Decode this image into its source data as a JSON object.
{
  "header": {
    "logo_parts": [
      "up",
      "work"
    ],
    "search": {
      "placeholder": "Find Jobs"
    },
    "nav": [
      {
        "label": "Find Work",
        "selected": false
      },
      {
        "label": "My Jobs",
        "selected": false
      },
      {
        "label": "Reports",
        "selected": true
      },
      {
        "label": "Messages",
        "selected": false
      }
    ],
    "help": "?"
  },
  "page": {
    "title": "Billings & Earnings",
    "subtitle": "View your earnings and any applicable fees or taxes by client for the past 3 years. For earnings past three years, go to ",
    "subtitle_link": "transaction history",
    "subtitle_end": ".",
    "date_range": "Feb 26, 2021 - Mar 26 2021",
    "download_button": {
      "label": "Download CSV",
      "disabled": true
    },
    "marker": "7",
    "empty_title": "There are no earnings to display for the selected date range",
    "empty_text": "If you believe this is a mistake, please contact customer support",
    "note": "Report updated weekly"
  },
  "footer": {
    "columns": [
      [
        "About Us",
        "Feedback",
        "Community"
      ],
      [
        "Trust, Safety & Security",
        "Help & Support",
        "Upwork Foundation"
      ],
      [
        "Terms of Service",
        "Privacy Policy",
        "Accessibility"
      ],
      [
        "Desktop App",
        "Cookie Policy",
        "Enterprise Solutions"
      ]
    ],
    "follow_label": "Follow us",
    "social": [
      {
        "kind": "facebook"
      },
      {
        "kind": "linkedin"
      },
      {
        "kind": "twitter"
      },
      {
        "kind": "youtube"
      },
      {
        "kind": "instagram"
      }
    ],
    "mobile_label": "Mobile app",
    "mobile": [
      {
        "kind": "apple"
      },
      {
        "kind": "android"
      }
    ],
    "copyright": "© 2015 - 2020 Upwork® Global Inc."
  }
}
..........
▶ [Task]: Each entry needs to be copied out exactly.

▶ [Task response]:
Decode this image into its source data as a JSON object.
{
  "header": {
    "logo_parts": [
      "up",
      "work"
    ],
    "search": {
      "placeholder": "Find Jobs"
    },
    "nav": [
      {
        "label": "Find Work",
        "selected": false
      },
      {
        "label": "My Jobs",
        "selected": false
      },
      {
        "label": "Reports",
        "selected": true
      },
      {
        "label": "Messages",
        "selected": false
      }
    ],
    "help": "?"
  },
  "page": {
    "title": "Billings & Earnings",
    "subtitle": "View your earnings and any applicable fees or taxes by client for the past 3 years. For earnings past three years, go to ",
    "subtitle_link": "transaction history",
    "subtitle_end": ".",
    "date_range": "Feb 26, 2021 - Mar 26 2021",
    "download_button": {
      "label": "Download CSV",
      "disabled": true
    },
    "marker": "7",
    "empty_title": "There are no earnings to display for the selected date range",
    "empty_text": "If you believe this is a mistake, please contact customer support",
    "note": "Report updated weekly"
  },
  "footer": {
    "columns": [
      [
        "About Us",
        "Feedback",
        "Community"
      ],
      [
        "Trust, Safety & Security",
        "Help & Support",
        "Upwork Foundation"
      ],
      [
        "Terms of Service",
        "Privacy Policy",
        "Accessibility"
      ],
      [
        "Desktop App",
        "Cookie Policy",
        "Enterprise Solutions"
      ]
    ],
    "follow_label": "Follow us",
    "social": [
      {
        "kind": "facebook"
      },
      {
        "kind": "linkedin"
      },
      {
        "kind": "twitter"
      },
      {
        "kind": "youtube"
      },
      {
        "kind": "instagram"
      }
    ],
    "mobile_label": "Mobile app",
    "mobile": [
      {
        "kind": "apple"
      },
      {
        "kind": "android"
      }
    ],
    "copyright": "© 2015 - 2020 Upwork® Global Inc."
  }
}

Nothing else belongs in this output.